In a phase 1–2 trial of albumin-bound paclitaxel (nab-paclitaxel) plus gemcitabine, substantial clinical activity was noted in patients with advanced pancreatic cancer.
Dr Daniel Von Hoff and colleagues conducted a phase 3 study of the efficacy and safety of the combination versus gemcitabine monotherapy in patients with metastatic pancreatic cancer.
The researchers randomly assigned patients with a Karnofsky performance-status score of 70 or more to nab-paclitaxel followed by gemcitabine on days 1, 8, and 15 every 4 weeks or gemcitabine monotherapy weekly for 7 of 8 weeks, and then on days 1, 8, and 15 every 4 weeks.
Patients received the study treatment until disease progression.
The researchers' primary end point was overall survival.
|Febrile neutropenia occurred in 3% versus 1% of the patients in the 2 groups|
|New England Journal of Medicine|
Secondary end points were progression-free survival and overall response rate.
A total of 861 patients were randomly assigned to nab-paclitaxel plus gemcitabine or gemcitabine.
The research team's median overall survival was almost 9 months in the nab-paclitaxel–gemcitabine group as compared with 7 months in the gemcitabine group.
The team found that survival rate was 35% in the nab-paclitaxel–gemcitabine group versus 22% in the gemcitabine group at 1 year, and 9% versus 4% at 2 years.
The researchers observed that median progression-free survival was 6 months in the nab-paclitaxel–gemcitabine group, as compared with 4 months in the gemcitabine group.
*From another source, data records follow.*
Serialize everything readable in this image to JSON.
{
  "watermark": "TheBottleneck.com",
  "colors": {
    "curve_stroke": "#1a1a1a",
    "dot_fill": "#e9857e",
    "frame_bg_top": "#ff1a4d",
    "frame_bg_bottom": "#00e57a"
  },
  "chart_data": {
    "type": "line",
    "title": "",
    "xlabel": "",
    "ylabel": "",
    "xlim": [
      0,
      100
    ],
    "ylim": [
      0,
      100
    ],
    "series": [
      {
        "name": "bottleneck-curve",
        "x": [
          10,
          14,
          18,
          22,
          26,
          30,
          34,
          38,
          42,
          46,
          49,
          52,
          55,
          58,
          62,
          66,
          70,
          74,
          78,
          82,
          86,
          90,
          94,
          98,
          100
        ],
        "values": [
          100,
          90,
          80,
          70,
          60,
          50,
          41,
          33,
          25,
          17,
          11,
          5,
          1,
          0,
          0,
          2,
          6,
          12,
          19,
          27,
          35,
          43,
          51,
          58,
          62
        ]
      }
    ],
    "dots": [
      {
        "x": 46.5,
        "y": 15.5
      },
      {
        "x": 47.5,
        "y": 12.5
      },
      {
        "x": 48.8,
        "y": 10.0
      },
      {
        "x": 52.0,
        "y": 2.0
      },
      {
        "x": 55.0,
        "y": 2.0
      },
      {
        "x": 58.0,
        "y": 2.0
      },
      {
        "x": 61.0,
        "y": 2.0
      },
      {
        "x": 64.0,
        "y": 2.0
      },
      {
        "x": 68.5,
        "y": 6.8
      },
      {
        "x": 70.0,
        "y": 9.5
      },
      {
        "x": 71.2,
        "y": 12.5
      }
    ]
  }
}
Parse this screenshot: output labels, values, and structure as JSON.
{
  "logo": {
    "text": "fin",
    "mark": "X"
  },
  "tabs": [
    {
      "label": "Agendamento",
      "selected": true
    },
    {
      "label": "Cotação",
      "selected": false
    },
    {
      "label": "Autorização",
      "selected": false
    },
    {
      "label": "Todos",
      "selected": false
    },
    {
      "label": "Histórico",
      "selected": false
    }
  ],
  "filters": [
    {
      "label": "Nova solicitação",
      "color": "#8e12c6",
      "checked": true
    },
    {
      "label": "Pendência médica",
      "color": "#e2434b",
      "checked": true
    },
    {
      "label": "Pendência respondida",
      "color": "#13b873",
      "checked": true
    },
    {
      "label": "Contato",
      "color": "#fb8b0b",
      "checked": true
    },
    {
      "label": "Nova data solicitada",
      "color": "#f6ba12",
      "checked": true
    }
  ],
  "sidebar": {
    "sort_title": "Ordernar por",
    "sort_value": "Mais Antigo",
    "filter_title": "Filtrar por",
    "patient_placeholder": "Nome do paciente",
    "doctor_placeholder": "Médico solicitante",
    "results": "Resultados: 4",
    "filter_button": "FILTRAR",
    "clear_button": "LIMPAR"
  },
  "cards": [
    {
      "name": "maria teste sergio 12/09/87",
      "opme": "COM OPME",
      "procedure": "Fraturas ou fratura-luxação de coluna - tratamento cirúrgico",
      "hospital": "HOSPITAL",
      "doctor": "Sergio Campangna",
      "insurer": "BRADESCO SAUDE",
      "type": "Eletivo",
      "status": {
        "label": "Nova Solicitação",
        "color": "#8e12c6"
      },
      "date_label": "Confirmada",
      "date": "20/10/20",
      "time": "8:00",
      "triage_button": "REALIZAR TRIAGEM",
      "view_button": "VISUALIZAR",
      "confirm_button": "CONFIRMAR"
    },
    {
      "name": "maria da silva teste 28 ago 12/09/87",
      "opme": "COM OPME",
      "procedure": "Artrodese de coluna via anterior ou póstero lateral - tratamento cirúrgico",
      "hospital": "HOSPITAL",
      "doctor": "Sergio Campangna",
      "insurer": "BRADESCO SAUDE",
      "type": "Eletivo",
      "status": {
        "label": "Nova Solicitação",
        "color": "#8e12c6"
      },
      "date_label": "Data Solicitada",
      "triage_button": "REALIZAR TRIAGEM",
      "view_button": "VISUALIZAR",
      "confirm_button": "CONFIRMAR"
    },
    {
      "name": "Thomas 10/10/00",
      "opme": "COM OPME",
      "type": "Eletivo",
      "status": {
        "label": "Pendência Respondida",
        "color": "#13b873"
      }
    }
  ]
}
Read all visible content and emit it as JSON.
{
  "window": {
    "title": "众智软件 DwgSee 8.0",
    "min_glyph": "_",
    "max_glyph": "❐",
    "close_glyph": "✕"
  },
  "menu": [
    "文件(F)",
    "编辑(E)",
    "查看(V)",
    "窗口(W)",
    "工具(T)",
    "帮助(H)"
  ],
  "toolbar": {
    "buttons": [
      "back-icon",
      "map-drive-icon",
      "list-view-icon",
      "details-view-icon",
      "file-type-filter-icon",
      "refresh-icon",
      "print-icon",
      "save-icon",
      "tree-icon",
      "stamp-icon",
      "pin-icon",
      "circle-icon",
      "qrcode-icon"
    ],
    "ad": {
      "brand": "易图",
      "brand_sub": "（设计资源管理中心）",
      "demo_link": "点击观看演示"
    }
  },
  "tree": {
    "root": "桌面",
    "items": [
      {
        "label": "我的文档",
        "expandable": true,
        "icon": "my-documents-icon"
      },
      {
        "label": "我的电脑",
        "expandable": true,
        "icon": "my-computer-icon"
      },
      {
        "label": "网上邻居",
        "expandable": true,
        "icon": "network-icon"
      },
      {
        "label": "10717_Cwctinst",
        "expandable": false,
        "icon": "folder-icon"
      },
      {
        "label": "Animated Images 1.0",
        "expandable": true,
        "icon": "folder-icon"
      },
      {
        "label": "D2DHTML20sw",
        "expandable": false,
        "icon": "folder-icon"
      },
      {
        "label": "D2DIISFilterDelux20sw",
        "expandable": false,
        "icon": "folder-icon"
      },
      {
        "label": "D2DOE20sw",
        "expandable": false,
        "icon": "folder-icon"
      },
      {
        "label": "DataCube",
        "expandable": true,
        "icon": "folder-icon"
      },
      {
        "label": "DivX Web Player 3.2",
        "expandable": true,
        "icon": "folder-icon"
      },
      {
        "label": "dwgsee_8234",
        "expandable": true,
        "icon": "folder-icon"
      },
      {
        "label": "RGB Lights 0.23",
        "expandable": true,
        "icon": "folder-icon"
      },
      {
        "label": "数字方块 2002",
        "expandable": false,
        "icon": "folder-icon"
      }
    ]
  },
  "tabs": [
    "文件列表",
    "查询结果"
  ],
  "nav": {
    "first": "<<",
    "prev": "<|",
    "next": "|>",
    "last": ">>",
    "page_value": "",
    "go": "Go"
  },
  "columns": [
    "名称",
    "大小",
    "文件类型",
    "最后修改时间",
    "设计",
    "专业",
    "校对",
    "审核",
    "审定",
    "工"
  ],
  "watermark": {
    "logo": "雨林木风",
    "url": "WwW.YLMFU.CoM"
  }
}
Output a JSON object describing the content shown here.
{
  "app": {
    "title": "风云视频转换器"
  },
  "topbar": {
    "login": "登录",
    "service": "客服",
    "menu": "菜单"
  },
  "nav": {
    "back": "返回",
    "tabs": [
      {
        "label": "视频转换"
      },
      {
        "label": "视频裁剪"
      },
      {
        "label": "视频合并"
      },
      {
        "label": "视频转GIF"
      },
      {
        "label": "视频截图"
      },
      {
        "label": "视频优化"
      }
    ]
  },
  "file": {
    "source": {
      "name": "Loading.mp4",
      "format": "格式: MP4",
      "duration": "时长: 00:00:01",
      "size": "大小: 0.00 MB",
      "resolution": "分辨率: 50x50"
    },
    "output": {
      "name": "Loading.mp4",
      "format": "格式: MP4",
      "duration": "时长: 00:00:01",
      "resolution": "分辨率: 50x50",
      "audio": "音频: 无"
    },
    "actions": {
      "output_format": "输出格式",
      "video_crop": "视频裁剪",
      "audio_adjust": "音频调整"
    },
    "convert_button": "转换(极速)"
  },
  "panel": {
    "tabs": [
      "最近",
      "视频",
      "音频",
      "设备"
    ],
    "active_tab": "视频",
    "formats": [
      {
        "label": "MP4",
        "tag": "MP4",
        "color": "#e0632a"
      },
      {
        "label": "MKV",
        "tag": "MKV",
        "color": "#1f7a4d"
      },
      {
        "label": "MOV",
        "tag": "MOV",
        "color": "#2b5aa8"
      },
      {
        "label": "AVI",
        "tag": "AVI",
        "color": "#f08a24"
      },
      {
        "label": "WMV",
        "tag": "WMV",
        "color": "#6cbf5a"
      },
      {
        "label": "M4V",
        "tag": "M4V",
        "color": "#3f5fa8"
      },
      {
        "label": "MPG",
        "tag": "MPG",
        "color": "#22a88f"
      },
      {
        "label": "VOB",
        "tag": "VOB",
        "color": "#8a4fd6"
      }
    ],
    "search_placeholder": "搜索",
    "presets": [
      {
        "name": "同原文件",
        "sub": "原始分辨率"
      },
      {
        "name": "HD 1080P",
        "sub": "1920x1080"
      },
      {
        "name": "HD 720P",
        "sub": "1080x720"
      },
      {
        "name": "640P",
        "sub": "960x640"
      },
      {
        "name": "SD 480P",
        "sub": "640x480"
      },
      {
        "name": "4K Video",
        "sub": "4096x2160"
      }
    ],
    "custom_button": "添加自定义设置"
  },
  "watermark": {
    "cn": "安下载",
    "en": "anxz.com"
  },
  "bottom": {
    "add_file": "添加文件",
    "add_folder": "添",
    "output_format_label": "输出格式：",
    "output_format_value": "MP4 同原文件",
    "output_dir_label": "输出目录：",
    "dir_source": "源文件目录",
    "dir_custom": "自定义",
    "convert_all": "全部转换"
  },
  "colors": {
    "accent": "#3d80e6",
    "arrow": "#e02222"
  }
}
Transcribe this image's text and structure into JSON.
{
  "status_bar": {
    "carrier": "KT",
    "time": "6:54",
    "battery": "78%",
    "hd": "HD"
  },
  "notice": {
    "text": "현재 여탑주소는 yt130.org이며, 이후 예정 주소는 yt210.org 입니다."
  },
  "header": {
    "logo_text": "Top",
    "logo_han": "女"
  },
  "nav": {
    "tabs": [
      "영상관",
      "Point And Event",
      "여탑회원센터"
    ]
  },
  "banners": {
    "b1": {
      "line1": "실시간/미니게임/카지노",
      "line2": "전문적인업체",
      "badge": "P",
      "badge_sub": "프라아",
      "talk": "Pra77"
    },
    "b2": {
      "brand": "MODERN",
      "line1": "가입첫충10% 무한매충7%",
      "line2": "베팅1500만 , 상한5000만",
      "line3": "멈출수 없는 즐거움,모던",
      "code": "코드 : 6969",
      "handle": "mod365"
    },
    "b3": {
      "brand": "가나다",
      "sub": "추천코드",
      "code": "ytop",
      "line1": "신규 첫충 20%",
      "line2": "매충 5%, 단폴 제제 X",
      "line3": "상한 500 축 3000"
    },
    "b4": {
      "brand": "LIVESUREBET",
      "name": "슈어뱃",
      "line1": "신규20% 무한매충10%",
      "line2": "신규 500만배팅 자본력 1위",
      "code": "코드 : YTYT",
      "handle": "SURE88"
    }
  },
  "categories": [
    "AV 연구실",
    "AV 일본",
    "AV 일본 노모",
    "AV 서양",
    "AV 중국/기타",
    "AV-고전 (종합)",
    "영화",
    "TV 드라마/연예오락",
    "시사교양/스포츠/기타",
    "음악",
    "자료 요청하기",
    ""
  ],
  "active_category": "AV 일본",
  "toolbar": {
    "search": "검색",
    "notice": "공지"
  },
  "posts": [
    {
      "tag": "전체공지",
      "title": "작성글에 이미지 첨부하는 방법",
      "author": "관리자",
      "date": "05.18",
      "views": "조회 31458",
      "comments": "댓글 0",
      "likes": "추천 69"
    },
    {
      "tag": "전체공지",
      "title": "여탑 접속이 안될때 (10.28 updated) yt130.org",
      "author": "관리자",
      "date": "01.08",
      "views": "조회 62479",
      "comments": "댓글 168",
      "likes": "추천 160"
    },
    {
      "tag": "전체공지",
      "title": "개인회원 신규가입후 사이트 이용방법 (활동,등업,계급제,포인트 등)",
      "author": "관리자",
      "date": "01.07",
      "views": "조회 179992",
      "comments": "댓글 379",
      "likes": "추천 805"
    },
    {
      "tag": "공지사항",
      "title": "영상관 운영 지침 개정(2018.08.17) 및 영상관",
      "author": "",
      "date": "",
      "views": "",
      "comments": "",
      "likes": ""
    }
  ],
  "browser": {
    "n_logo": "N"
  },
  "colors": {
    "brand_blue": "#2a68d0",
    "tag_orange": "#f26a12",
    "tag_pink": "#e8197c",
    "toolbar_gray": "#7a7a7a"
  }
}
The response rate according to independent review was 23% versus 7% in the 2 groups.
The most common adverse events of grade 3 or higher were neutropenia, fatigue, and neuropathy.
The team found that febrile neutropenia occurred in 3% versus 1% of the patients in the 2 groups.
In the nab-paclitaxel–gemcitabine group, neuropathy of grade 3 or higher improved to grade 1 or lower in a median of 29 days.
Dr Von Hoff's team concludes, "In patients with metastatic pancreatic adenocarcinoma, nab-paclitaxel plus gemcitabine significantly improved overall survival, progression-free survival, and response rate, but rates of peripheral neuropathy and myelosuppression were increased."